"That’s something that Grace figures out," Michalka says. "Family are the only people who will tell you when you’re getting off the tracks a little. Surround yourself with people who love the Lord, love themselves and love you, and you can’t really fail."
For his role as Grace's father, Denton didn't have trouble identifying with his character either.
"My first job was a Minister of Music at a Methodist church," Denton shares. "Then, having an eight-year-old daughter—nothing against today's popular singers, but she's into Katy Perry and Taylor Swift and listening to Disney Radio all the time. She's singing into the mirror with a hairbrush, so that, any of it, wasn't a leap. Whether it was Johnny's story or the father/daughter story, it hit very close to home."
Actress Shawnee Smith (The Saw franchise, TV's Anger Management) particularly related to the film's universal message.
"Grace Unplugged is a movie about truth and love, and that sounds like Jesus, doesn't it?" Smith relates. "But I don’t think it beats anyone over the head. I think it very gently speaks to the heart."
As a mother herself, Smith also appreciated the counter-cultural commentary of what family and faith look like.
"What is sad for children, young adults and adults is the images we are getting presented with. They’re awful," she says. "There are very few marriages that work or you want to fight for. Young men don't see the image of this young man [who is a positive influence in Grace's life] in the film very much. They don't see the relationship with the father and the daughter and the mother who fights—the mother who keeps her mouth shut and cares. If I could be in that marriage, I would be so happy. Maybe one day."
In a partnership between Lionsgate, Roadside Attractions, Birchwood Pictures and Coram Deo Studios, Grace Unplugged opens October 4 is rated PG for thematic elements and brief teen drinking.
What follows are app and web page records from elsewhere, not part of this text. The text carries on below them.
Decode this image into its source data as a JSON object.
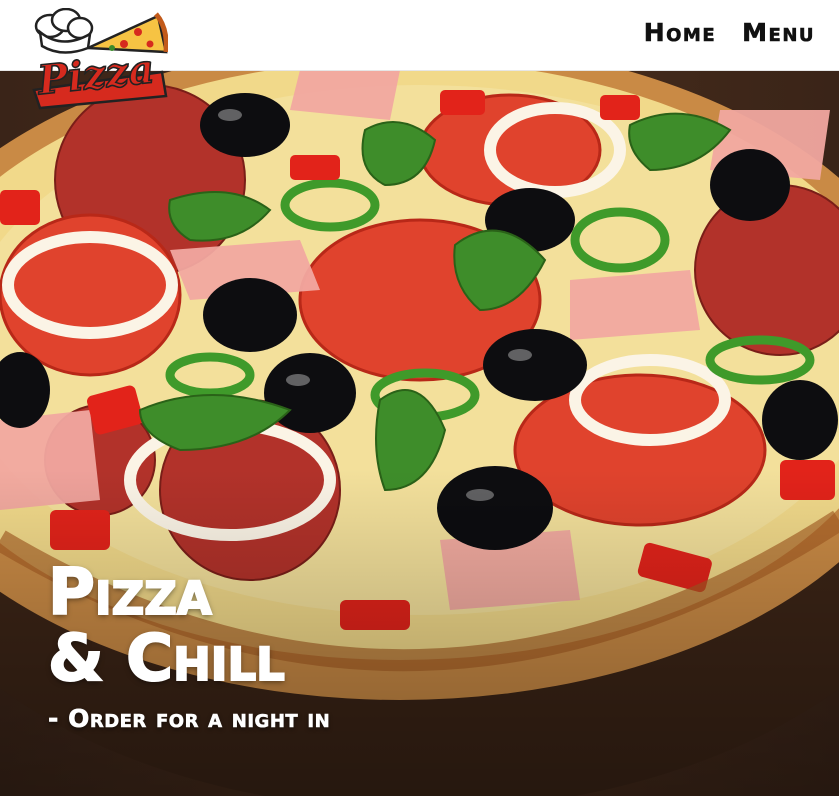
{
  "nav": {
    "items": [
      {
        "label": "Home"
      },
      {
        "label": "Menu"
      }
    ]
  },
  "logo": {
    "text": "Pizza"
  },
  "hero": {
    "title_line1": "Pizza",
    "title_line2": "& Chill",
    "subtitle": "- Order for a night in",
    "image": "pizza-photo"
  },
  "colors": {
    "logo_red": "#d62a1e",
    "header_bg": "#ffffff",
    "text_light": "#ffffff"
  }
}
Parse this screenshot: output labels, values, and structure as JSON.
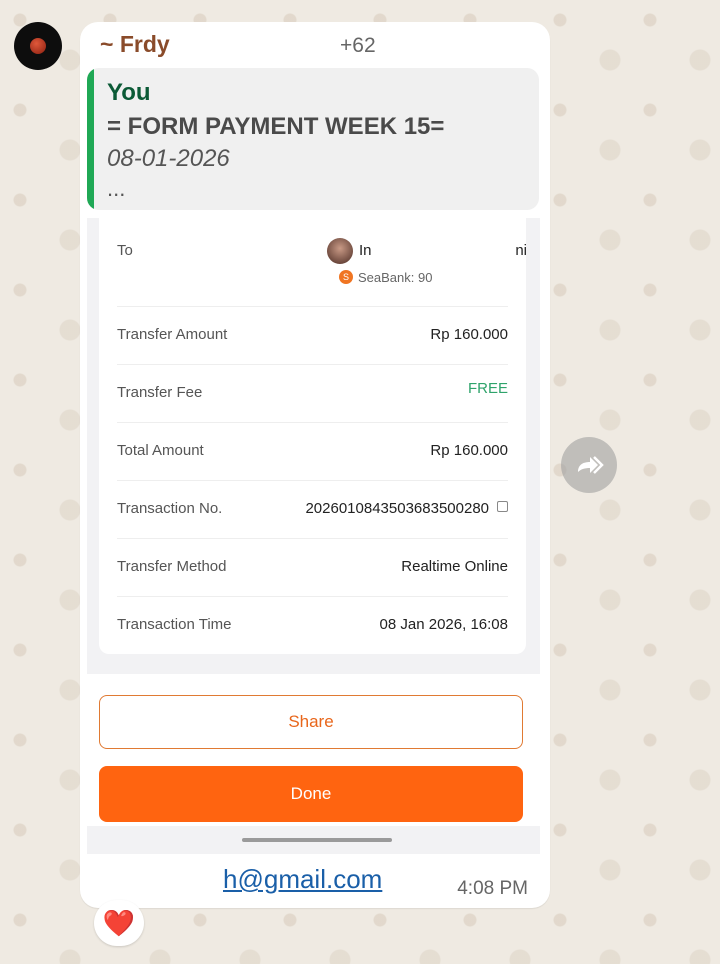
{
  "chat": {
    "sender": "~ Frdy",
    "sender_phone": "+62"
  },
  "quote": {
    "author": "You",
    "title": "= FORM PAYMENT WEEK 15=",
    "date": "08-01-2026",
    "more": "..."
  },
  "receipt": {
    "to_label": "To",
    "recipient_name_start": "In",
    "recipient_name_end": "ni",
    "recipient_bank": "SeaBank: 90",
    "rows": [
      {
        "label": "Transfer Amount",
        "value": "Rp 160.000"
      },
      {
        "label": "Transfer Fee",
        "value": "FREE"
      },
      {
        "label": "Total Amount",
        "value": "Rp 160.000"
      },
      {
        "label": "Transaction No.",
        "value": "20260108435036835002​80"
      },
      {
        "label": "Transfer Method",
        "value": "Realtime Online"
      },
      {
        "label": "Transaction Time",
        "value": "08 Jan 2026, 16:08"
      }
    ],
    "share_label": "Share",
    "done_label": "Done"
  },
  "message": {
    "email_visible": "h@gmail.com",
    "time": "4:08 PM"
  },
  "reaction": {
    "emoji": "❤️"
  },
  "colors": {
    "accent_orange": "#ff6410",
    "quote_bar_green": "#1fa855",
    "free_green": "#2fa36b"
  }
}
Publication date: October 1, 2013. Look for Crosswalk's review of Grace Unplugged posting on October 4.